The above stays true, especially for newer cars.
Locating the source of the noise can be difficult; try pressing on the door panels, windows, handles, and interior trims until you lose the sound.
As for exterior trims, remove it altogether or use a powerful adhesive to stick it together.
The squealing noise may also be due to the steering wheel housing rubbing on the trims. You can see this issue in models where inferior materials were used in construction.
The noise increases in the hot weather when the parts expand, causing them to scrape against the interior trim.
In the case of a new car, you might want to wait until the sound goes off on its own. Or you also opt to adjust the steering position if that helps.
Your mechanic can also help you if the noise is unbearable.
9. Steering Column Collapse
There is a reason why I mentioned this towards the end. A steering system doesn’t often fail, but that doesn’t mean it won’t happen at all.

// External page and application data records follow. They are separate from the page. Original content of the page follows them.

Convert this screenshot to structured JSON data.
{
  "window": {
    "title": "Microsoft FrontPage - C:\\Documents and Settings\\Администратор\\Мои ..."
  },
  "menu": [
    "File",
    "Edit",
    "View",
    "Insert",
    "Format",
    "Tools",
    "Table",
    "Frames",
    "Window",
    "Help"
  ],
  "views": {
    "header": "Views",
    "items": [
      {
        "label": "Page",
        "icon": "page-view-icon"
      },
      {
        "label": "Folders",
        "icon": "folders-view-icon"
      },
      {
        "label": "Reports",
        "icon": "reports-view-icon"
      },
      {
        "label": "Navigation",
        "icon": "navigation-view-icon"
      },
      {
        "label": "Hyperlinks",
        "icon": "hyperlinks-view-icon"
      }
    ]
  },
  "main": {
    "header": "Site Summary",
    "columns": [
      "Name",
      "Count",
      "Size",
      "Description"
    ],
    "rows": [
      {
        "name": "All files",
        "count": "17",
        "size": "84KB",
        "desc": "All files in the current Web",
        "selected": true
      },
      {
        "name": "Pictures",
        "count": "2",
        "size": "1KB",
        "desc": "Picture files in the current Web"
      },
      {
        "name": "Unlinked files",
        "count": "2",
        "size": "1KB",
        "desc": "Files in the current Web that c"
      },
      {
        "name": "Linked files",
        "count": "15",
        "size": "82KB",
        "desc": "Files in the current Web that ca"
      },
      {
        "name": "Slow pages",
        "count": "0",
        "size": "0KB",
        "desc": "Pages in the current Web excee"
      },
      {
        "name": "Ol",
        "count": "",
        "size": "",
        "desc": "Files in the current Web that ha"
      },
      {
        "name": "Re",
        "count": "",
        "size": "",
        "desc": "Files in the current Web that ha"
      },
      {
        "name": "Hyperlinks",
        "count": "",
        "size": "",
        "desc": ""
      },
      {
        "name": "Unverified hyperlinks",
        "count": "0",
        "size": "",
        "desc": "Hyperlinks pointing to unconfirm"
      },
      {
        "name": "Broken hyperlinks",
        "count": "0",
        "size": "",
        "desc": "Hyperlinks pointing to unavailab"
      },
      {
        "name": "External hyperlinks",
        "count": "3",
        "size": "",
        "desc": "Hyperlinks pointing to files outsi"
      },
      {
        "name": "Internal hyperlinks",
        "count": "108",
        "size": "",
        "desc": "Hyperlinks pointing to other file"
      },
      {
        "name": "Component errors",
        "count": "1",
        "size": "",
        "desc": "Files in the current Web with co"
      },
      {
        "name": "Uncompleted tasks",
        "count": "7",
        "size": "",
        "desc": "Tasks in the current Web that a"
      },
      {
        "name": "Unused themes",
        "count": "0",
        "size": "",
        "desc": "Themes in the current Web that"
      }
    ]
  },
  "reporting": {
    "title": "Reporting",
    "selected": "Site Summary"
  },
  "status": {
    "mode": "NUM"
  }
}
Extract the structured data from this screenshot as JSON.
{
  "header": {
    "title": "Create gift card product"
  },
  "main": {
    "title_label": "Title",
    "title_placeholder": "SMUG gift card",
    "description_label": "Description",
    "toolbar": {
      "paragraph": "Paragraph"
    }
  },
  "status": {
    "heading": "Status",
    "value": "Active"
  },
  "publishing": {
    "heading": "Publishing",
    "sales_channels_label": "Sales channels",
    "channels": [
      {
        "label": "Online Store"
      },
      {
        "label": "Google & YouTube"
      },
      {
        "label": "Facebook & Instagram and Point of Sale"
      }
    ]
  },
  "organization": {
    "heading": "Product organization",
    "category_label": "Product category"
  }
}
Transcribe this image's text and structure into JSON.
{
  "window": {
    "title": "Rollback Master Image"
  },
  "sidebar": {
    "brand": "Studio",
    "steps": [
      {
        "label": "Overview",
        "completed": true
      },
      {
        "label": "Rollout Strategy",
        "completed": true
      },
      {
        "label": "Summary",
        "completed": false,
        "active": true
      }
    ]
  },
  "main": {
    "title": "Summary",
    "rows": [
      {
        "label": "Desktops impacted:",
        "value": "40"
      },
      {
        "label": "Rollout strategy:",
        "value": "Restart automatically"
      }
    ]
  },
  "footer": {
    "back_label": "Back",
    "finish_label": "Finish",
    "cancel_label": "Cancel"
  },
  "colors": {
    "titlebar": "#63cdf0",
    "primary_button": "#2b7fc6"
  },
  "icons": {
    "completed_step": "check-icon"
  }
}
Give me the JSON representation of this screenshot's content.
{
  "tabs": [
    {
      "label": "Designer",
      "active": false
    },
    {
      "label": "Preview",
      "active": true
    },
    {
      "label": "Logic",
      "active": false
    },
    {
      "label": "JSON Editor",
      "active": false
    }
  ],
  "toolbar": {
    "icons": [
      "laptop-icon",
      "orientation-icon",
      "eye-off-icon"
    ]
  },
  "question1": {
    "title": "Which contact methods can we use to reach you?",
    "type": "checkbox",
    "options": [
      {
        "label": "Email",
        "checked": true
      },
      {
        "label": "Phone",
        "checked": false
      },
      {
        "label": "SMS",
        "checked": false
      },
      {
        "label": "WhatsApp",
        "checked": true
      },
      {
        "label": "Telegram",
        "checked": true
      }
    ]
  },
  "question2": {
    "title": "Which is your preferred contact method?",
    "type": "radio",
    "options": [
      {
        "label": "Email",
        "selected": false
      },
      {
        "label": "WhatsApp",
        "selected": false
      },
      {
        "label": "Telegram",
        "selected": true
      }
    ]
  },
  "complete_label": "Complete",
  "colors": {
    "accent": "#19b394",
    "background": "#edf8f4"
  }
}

It can, and when it happens, you can hear a squealing sound when the car goes over the bumps and especially when it turns. You can also feel it through the vibrations in the steering wheel.
The squealing noise may be due to:
- Inexpensive housing
- Lack of lubrication
- Steering column rubbing on the dust cover
- Curved steering column
Again, in this case, the severity of the noise depicts the damage, and you can get away with a repair or have to replace the steering column.
Q1. How Do I Stop My Suspension From Squeaking?
As a temporary solution, you can use a spray-on lithium grease to lubricate any metal part that could be brushing against each other.
In the case of rubber components, silicon spray is the better option. While this reduces the noise, you might want to repair or replace the suspension for a safer drive.
Q2. Is A Squeaky Steering Wheel Dangerous?
A squeaking steering wheel can be due to the lack of lubrication, so topping up the fluid solves the issue.
But it might also be dangerous if the problem is with the tie rod or rack damage, or even a weak strut. You might lose control of your steering wheel, or it might not turn on demand.
Both of these cases can cause deadly accidents.
Q3. How Much Does It Cost To Fix Power Steering?
The power steering isn’t cheap to replace. So, if you can get by repairing it, that might be the budget-friendly option. But when it comes to replacing, here is the cost of the essential parts of the steering assembly.
- Pump: $400-$800
- Hose: $180 – $460
- Rack and pinion: $500 – $1,000
Any noise you hear from your car is the start of trouble in the car.
Ensure that you identify the source and repair it as soon as possible else, you are looking for a big-budget that is most probably above your means.
As with everything, general wear and tear can affect your power steering. Anything from low fluid to leaks, or failing joints, and even power steering failure can happen.
It is up to you to take notice of it and get it checked with your mechanic.